Data records for software interfaces:
+ + +

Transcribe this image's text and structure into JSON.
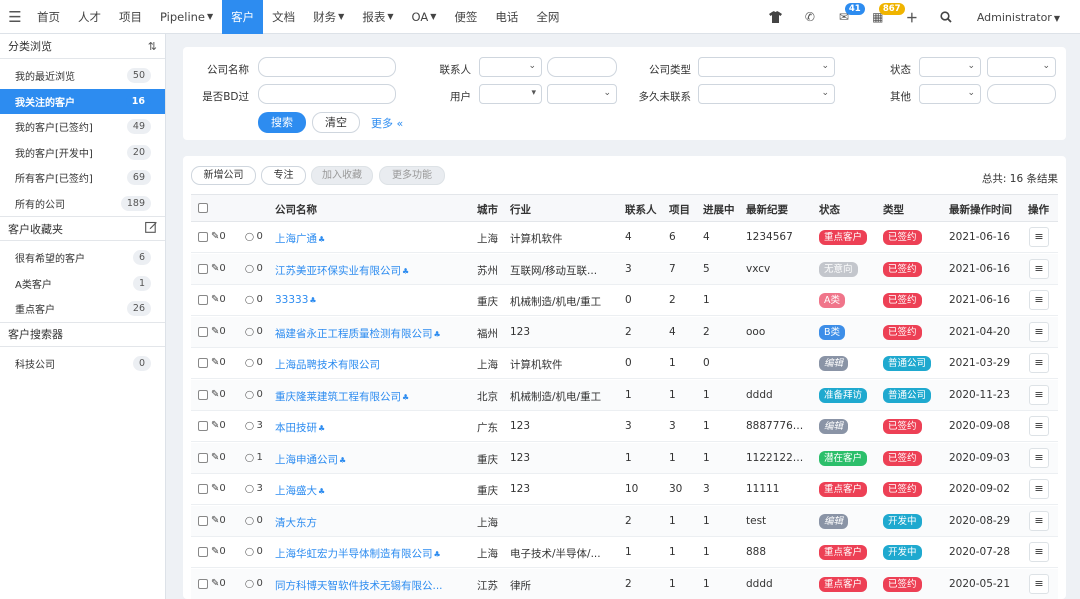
{
  "nav": {
    "items": [
      {
        "label": "首页",
        "dropdown": false,
        "active": false
      },
      {
        "label": "人才",
        "dropdown": false,
        "active": false
      },
      {
        "label": "项目",
        "dropdown": false,
        "active": false
      },
      {
        "label": "Pipeline",
        "dropdown": true,
        "active": false
      },
      {
        "label": "客户",
        "dropdown": false,
        "active": true
      },
      {
        "label": "文档",
        "dropdown": false,
        "active": false
      },
      {
        "label": "财务",
        "dropdown": true,
        "active": false
      },
      {
        "label": "报表",
        "dropdown": true,
        "active": false
      },
      {
        "label": "OA",
        "dropdown": true,
        "active": false
      },
      {
        "label": "便签",
        "dropdown": false,
        "active": false
      },
      {
        "label": "电话",
        "dropdown": false,
        "active": false
      },
      {
        "label": "全网",
        "dropdown": false,
        "active": false
      }
    ],
    "mail_count": "41",
    "calendar_count": "867",
    "user": "Administrator"
  },
  "sidebar": {
    "browse_title": "分类浏览",
    "browse_items": [
      {
        "label": "我的最近浏览",
        "count": "50",
        "active": false
      },
      {
        "label": "我关注的客户",
        "count": "16",
        "active": true
      },
      {
        "label": "我的客户[已签约]",
        "count": "49",
        "active": false
      },
      {
        "label": "我的客户[开发中]",
        "count": "20",
        "active": false
      },
      {
        "label": "所有客户[已签约]",
        "count": "69",
        "active": false
      },
      {
        "label": "所有的公司",
        "count": "189",
        "active": false
      }
    ],
    "fav_title": "客户收藏夹",
    "fav_items": [
      {
        "label": "很有希望的客户",
        "count": "6"
      },
      {
        "label": "A类客户",
        "count": "1"
      },
      {
        "label": "重点客户",
        "count": "26"
      }
    ],
    "search_title": "客户搜索器",
    "search_items": [
      {
        "label": "科技公司",
        "count": "0"
      }
    ]
  },
  "filter": {
    "company_name": "公司名称",
    "contact": "联系人",
    "company_type": "公司类型",
    "status": "状态",
    "is_bd": "是否BD过",
    "user": "用户",
    "last_contact": "多久未联系",
    "other": "其他",
    "search_btn": "搜索",
    "clear_btn": "清空",
    "more": "更多 «"
  },
  "toolbar": {
    "add": "新增公司",
    "focus": "专注",
    "add_fav": "加入收藏",
    "more": "更多功能",
    "total": "总共: 16 条结果"
  },
  "table": {
    "headers": {
      "name": "公司名称",
      "city": "城市",
      "industry": "行业",
      "contacts": "联系人",
      "projects": "项目",
      "progress": "进展中",
      "note": "最新纪要",
      "status": "状态",
      "type": "类型",
      "time": "最新操作时间",
      "op": "操作"
    },
    "rows": [
      {
        "attach": "0",
        "comments": "0",
        "name": "上海广通",
        "org": true,
        "city": "上海",
        "industry": "计算机软件",
        "contacts": "4",
        "projects": "6",
        "progress": "4",
        "note": "1234567",
        "status": "重点客户",
        "status_color": "#ed4055",
        "type": "已签约",
        "type_color": "#ed4055",
        "time": "2021-06-16"
      },
      {
        "attach": "0",
        "comments": "0",
        "name": "江苏美亚环保实业有限公司",
        "org": true,
        "city": "苏州",
        "industry": "互联网/移动互联...",
        "contacts": "3",
        "projects": "7",
        "progress": "5",
        "note": "vxcv",
        "status": "无意向",
        "status_color": "#c3c6cc",
        "type": "已签约",
        "type_color": "#ed4055",
        "time": "2021-06-16"
      },
      {
        "attach": "0",
        "comments": "0",
        "name": "33333",
        "org": true,
        "city": "重庆",
        "industry": "机械制造/机电/重工",
        "contacts": "0",
        "projects": "2",
        "progress": "1",
        "note": "",
        "status": "A类",
        "status_color": "#f0758a",
        "type": "已签约",
        "type_color": "#ed4055",
        "time": "2021-06-16"
      },
      {
        "attach": "0",
        "comments": "0",
        "name": "福建省永正工程质量检测有限公司",
        "org": true,
        "city": "福州",
        "industry": "123",
        "contacts": "2",
        "projects": "4",
        "progress": "2",
        "note": "ooo",
        "status": "B类",
        "status_color": "#3d8ee8",
        "type": "已签约",
        "type_color": "#ed4055",
        "time": "2021-04-20"
      },
      {
        "attach": "0",
        "comments": "0",
        "name": "上海品聘技术有限公司",
        "org": false,
        "city": "上海",
        "industry": "计算机软件",
        "contacts": "0",
        "projects": "1",
        "progress": "0",
        "note": "",
        "status": "编辑",
        "status_color": "#8a94a6",
        "type": "普通公司",
        "type_color": "#1fa9cf",
        "time": "2021-03-29"
      },
      {
        "attach": "0",
        "comments": "0",
        "name": "重庆隆莱建筑工程有限公司",
        "org": true,
        "city": "北京",
        "industry": "机械制造/机电/重工",
        "contacts": "1",
        "projects": "1",
        "progress": "1",
        "note": "dddd",
        "status": "准备拜访",
        "status_color": "#1fa9cf",
        "type": "普通公司",
        "type_color": "#1fa9cf",
        "time": "2020-11-23"
      },
      {
        "attach": "0",
        "comments": "3",
        "name": "本田技研",
        "org": true,
        "city": "广东",
        "industry": "123",
        "contacts": "3",
        "projects": "3",
        "progress": "1",
        "note": "88877766...",
        "status": "编辑",
        "status_color": "#8a94a6",
        "type": "已签约",
        "type_color": "#ed4055",
        "time": "2020-09-08"
      },
      {
        "attach": "0",
        "comments": "1",
        "name": "上海申通公司",
        "org": true,
        "city": "重庆",
        "industry": "123",
        "contacts": "1",
        "projects": "1",
        "progress": "1",
        "note": "11221221...",
        "status": "潜在客户",
        "status_color": "#2cbf6b",
        "type": "已签约",
        "type_color": "#ed4055",
        "time": "2020-09-03"
      },
      {
        "attach": "0",
        "comments": "3",
        "name": "上海盛大",
        "org": true,
        "city": "重庆",
        "industry": "123",
        "contacts": "10",
        "projects": "30",
        "progress": "3",
        "note": "11111",
        "status": "重点客户",
        "status_color": "#ed4055",
        "type": "已签约",
        "type_color": "#ed4055",
        "time": "2020-09-02"
      },
      {
        "attach": "0",
        "comments": "0",
        "name": "清大东方",
        "org": false,
        "city": "上海",
        "industry": "",
        "contacts": "2",
        "projects": "1",
        "progress": "1",
        "note": "test",
        "status": "编辑",
        "status_color": "#8a94a6",
        "type": "开发中",
        "type_color": "#1fa9cf",
        "time": "2020-08-29"
      },
      {
        "attach": "0",
        "comments": "0",
        "name": "上海华虹宏力半导体制造有限公司",
        "org": true,
        "city": "上海",
        "industry": "电子技术/半导体/...",
        "contacts": "1",
        "projects": "1",
        "progress": "1",
        "note": "888",
        "status": "重点客户",
        "status_color": "#ed4055",
        "type": "开发中",
        "type_color": "#1fa9cf",
        "time": "2020-07-28"
      },
      {
        "attach": "0",
        "comments": "0",
        "name": "同方科博天智软件技术无锡有限公...",
        "org": false,
        "city": "江苏",
        "industry": "律所",
        "contacts": "2",
        "projects": "1",
        "progress": "1",
        "note": "dddd",
        "status": "重点客户",
        "status_color": "#ed4055",
        "type": "已签约",
        "type_color": "#ed4055",
        "time": "2020-05-21"
      }
    ]
  },
  "icons": {
    "menu": "☰",
    "shirt": "👕",
    "phone": "✆",
    "mail": "✉",
    "calendar": "▦",
    "plus": "＋",
    "search": "⚲",
    "sort": "⇅",
    "edit": "✎",
    "attach": "✎",
    "comment": "◯",
    "org": "♣",
    "op": "≡"
  }
}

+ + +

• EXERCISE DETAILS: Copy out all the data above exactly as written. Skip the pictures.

• RESULT OF THE EXERCISE:
Transcribe this image's text and structure into JSON.
{
  "nav": {
    "items": [
      {
        "label": "首页",
        "dropdown": false,
        "active": false
      },
      {
        "label": "人才",
        "dropdown": false,
        "active": false
      },
      {
        "label": "项目",
        "dropdown": false,
        "active": false
      },
      {
        "label": "Pipeline",
        "dropdown": true,
        "active": false
      },
      {
        "label": "客户",
        "dropdown": false,
        "active": true
      },
      {
        "label": "文档",
        "dropdown": false,
        "active": false
      },
      {
        "label": "财务",
        "dropdown": true,
        "active": false
      },
      {
        "label": "报表",
        "dropdown": true,
        "active": false
      },
      {
        "label": "OA",
        "dropdown": true,
        "active": false
      },
      {
        "label": "便签",
        "dropdown": false,
        "active": false
      },
      {
        "label": "电话",
        "dropdown": false,
        "active": false
      },
      {
        "label": "全网",
        "dropdown": false,
        "active": false
      }
    ],
    "mail_count": "41",
    "calendar_count": "867",
    "user": "Administrator"
  },
  "sidebar": {
    "browse_title": "分类浏览",
    "browse_items": [
      {
        "label": "我的最近浏览",
        "count": "50",
        "active": false
      },
      {
        "label": "我关注的客户",
        "count": "16",
        "active": true
      },
      {
        "label": "我的客户[已签约]",
        "count": "49",
        "active": false
      },
      {
        "label": "我的客户[开发中]",
        "count": "20",
        "active": false
      },
      {
        "label": "所有客户[已签约]",
        "count": "69",
        "active": false
      },
      {
        "label": "所有的公司",
        "count": "189",
        "active": false
      }
    ],
    "fav_title": "客户收藏夹",
    "fav_items": [
      {
        "label": "很有希望的客户",
        "count": "6"
      },
      {
        "label": "A类客户",
        "count": "1"
      },
      {
        "label": "重点客户",
        "count": "26"
      }
    ],
    "search_title": "客户搜索器",
    "search_items": [
      {
        "label": "科技公司",
        "count": "0"
      }
    ]
  },
  "filter": {
    "company_name": "公司名称",
    "contact": "联系人",
    "company_type": "公司类型",
    "status": "状态",
    "is_bd": "是否BD过",
    "user": "用户",
    "last_contact": "多久未联系",
    "other": "其他",
    "search_btn": "搜索",
    "clear_btn": "清空",
    "more": "更多 «"
  },
  "toolbar": {
    "add": "新增公司",
    "focus": "专注",
    "add_fav": "加入收藏",
    "more": "更多功能",
    "total": "总共: 16 条结果"
  },
  "table": {
    "headers": {
      "name": "公司名称",
      "city": "城市",
      "industry": "行业",
      "contacts": "联系人",
      "projects": "项目",
      "progress": "进展中",
      "note": "最新纪要",
      "status": "状态",
      "type": "类型",
      "time": "最新操作时间",
      "op": "操作"
    },
    "rows": [
      {
        "attach": "0",
        "comments": "0",
        "name": "上海广通",
        "org": true,
        "city": "上海",
        "industry": "计算机软件",
        "contacts": "4",
        "projects": "6",
        "progress": "4",
        "note": "1234567",
        "status": "重点客户",
        "status_color": "#ed4055",
        "type": "已签约",
        "type_color": "#ed4055",
        "time": "2021-06-16"
      },
      {
        "attach": "0",
        "comments": "0",
        "name": "江苏美亚环保实业有限公司",
        "org": true,
        "city": "苏州",
        "industry": "互联网/移动互联...",
        "contacts": "3",
        "projects": "7",
        "progress": "5",
        "note": "vxcv",
        "status": "无意向",
        "status_color": "#c3c6cc",
        "type": "已签约",
        "type_color": "#ed4055",
        "time": "2021-06-16"
      },
      {
        "attach": "0",
        "comments": "0",
        "name": "33333",
        "org": true,
        "city": "重庆",
        "industry": "机械制造/机电/重工",
        "contacts": "0",
        "projects": "2",
        "progress": "1",
        "note": "",
        "status": "A类",
        "status_color": "#f0758a",
        "type": "已签约",
        "type_color": "#ed4055",
        "time": "2021-06-16"
      },
      {
        "attach": "0",
        "comments": "0",
        "name": "福建省永正工程质量检测有限公司",
        "org": true,
        "city": "福州",
        "industry": "123",
        "contacts": "2",
        "projects": "4",
        "progress": "2",
        "note": "ooo",
        "status": "B类",
        "status_color": "#3d8ee8",
        "type": "已签约",
        "type_color": "#ed4055",
        "time": "2021-04-20"
      },
      {
        "attach": "0",
        "comments": "0",
        "name": "上海品聘技术有限公司",
        "org": false,
        "city": "上海",
        "industry": "计算机软件",
        "contacts": "0",
        "projects": "1",
        "progress": "0",
        "note": "",
        "status": "编辑",
        "status_color": "#8a94a6",
        "type": "普通公司",
        "type_color": "#1fa9cf",
        "time": "2021-03-29"
      },
      {
        "attach": "0",
        "comments": "0",
        "name": "重庆隆莱建筑工程有限公司",
        "org": true,
        "city": "北京",
        "industry": "机械制造/机电/重工",
        "contacts": "1",
        "projects": "1",
        "progress": "1",
        "note": "dddd",
        "status": "准备拜访",
        "status_color": "#1fa9cf",
        "type": "普通公司",
        "type_color": "#1fa9cf",
        "time": "2020-11-23"
      },
      {
        "attach": "0",
        "comments": "3",
        "name": "本田技研",
        "org": true,
        "city": "广东",
        "industry": "123",
        "contacts": "3",
        "projects": "3",
        "progress": "1",
        "note": "88877766...",
        "status": "编辑",
        "status_color": "#8a94a6",
        "type": "已签约",
        "type_color": "#ed4055",
        "time": "2020-09-08"
      },
      {
        "attach": "0",
        "comments": "1",
        "name": "上海申通公司",
        "org": true,
        "city": "重庆",
        "industry": "123",
        "contacts": "1",
        "projects": "1",
        "progress": "1",
        "note": "11221221...",
        "status": "潜在客户",
        "status_color": "#2cbf6b",
        "type": "已签约",
        "type_color": "#ed4055",
        "time": "2020-09-03"
      },
      {
        "attach": "0",
        "comments": "3",
        "name": "上海盛大",
        "org": true,
        "city": "重庆",
        "industry": "123",
        "contacts": "10",
        "projects": "30",
        "progress": "3",
        "note": "11111",
        "status": "重点客户",
        "status_color": "#ed4055",
        "type": "已签约",
        "type_color": "#ed4055",
        "time": "2020-09-02"
      },
      {
        "attach": "0",
        "comments": "0",
        "name": "清大东方",
        "org": false,
        "city": "上海",
        "industry": "",
        "contacts": "2",
        "projects": "1",
        "progress": "1",
        "note": "test",
        "status": "编辑",
        "status_color": "#8a94a6",
        "type": "开发中",
        "type_color": "#1fa9cf",
        "time": "2020-08-29"
      },
      {
        "attach": "0",
        "comments": "0",
        "name": "上海华虹宏力半导体制造有限公司",
        "org": true,
        "city": "上海",
        "industry": "电子技术/半导体/...",
        "contacts": "1",
        "projects": "1",
        "progress": "1",
        "note": "888",
        "status": "重点客户",
        "status_color": "#ed4055",
        "type": "开发中",
        "type_color": "#1fa9cf",
        "time": "2020-07-28"
      },
      {
        "attach": "0",
        "comments": "0",
        "name": "同方科博天智软件技术无锡有限公...",
        "org": false,
        "city": "江苏",
        "industry": "律所",
        "contacts": "2",
        "projects": "1",
        "progress": "1",
        "note": "dddd",
        "status": "重点客户",
        "status_color": "#ed4055",
        "type": "已签约",
        "type_color": "#ed4055",
        "time": "2020-05-21"
      }
    ]
  },
  "icons": {
    "menu": "☰",
    "shirt": "👕",
    "phone": "✆",
    "mail": "✉",
    "calendar": "▦",
    "plus": "＋",
    "search": "⚲",
    "sort": "⇅",
    "edit": "✎",
    "attach": "✎",
    "comment": "◯",
    "org": "♣",
    "op": "≡"
  }
}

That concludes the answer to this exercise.